Read the Following Selection

Read about the great ice storm of 1998, or click on the play button below to listen aloud.

The Great Ice Storm of 1998

Winter often brings freezing rain to Canada and parts of the northern United States. Most of the time, a freezing rain storm lasts for only a few hours, so not much ice accumulates on objects such as bridges, buildings, and hydro poles, and natural structures such as trees.

Over six days in early January 1998, a series of five storms dumped freezing rain on some areas in the Canadian provinces of Ontario, Québec, and New Brunswick. In the United States, the states of New York and Maine were affected by the storms. In the areas that received the most freezing rain, so much ice accumulated that the series of storms became known as the Great Ice Storm of 1998.

Effects of the Great Ice Storm

In a freezing rain storm, layers of ice build up on structures and everything else outdoors. The ice gets heavier as it gets thicker. When a very thick layer of ice builds up, the weight of the ice is a strong force that acts on structures. During the Great Ice Storm, many structures were not able to support the weight of the ice. This is what turned the storm into a major disaster.

The biggest problem caused by the storm was that many areas lost electricity. Over a million people in Ontario and Québec had no electricity. For some people, this meant no heat in their homes. A number of people died from the cold.

Why did the storm affect electricity? Electricity travels from power generating plants to homes and businesses through cables called power lines. In some places, tall metal structures called transmission towers support the power lines high above the ground. Along many streets, power lines are supported by tall wooden posts called hydro poles.

The ice on this tree branch is much thicker than the branch itself.

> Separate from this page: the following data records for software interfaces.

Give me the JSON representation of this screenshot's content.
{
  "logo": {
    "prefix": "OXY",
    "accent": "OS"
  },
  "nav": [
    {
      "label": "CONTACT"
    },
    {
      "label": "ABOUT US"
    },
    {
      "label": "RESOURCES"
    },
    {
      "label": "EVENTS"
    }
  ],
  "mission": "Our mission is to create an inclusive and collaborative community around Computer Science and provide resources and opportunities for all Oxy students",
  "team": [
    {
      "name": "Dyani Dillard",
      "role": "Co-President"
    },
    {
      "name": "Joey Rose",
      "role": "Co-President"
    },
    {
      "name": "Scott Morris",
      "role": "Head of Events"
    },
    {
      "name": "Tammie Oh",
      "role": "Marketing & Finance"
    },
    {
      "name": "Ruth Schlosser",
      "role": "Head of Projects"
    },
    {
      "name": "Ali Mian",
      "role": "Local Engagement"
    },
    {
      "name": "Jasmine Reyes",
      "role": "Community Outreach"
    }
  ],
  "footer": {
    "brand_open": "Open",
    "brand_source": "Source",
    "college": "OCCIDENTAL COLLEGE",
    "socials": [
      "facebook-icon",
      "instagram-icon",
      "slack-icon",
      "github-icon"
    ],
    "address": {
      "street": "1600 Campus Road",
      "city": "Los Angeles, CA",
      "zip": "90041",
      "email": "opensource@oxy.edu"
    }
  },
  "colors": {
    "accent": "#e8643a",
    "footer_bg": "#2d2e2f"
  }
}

The storm put so much ice on transmission towers that many of these strong structures crumpled under the weight of the ice. As the transmission towers crumpled, power lines broke. In areas with hydro poles, a thick layer of ice formed around power lines. The power lines became so heavy that over 30 000 hydro poles could no longer stay standing. Power lines broke as hydro poles crashed to the ground.

During the Great Ice Storm, millions of trees fell down because they could not support the weight of all the ice on their branches. Some trees knocked down power lines as they fell. Other trees did major damage to homes and cars when they fell.

The Great Ice Storm of 1998 will long be remembered as one of the worst storms ever to hit North America.

Now, show what you know!

Complete some questions about the reading selection by clicking “Begin Questions” below.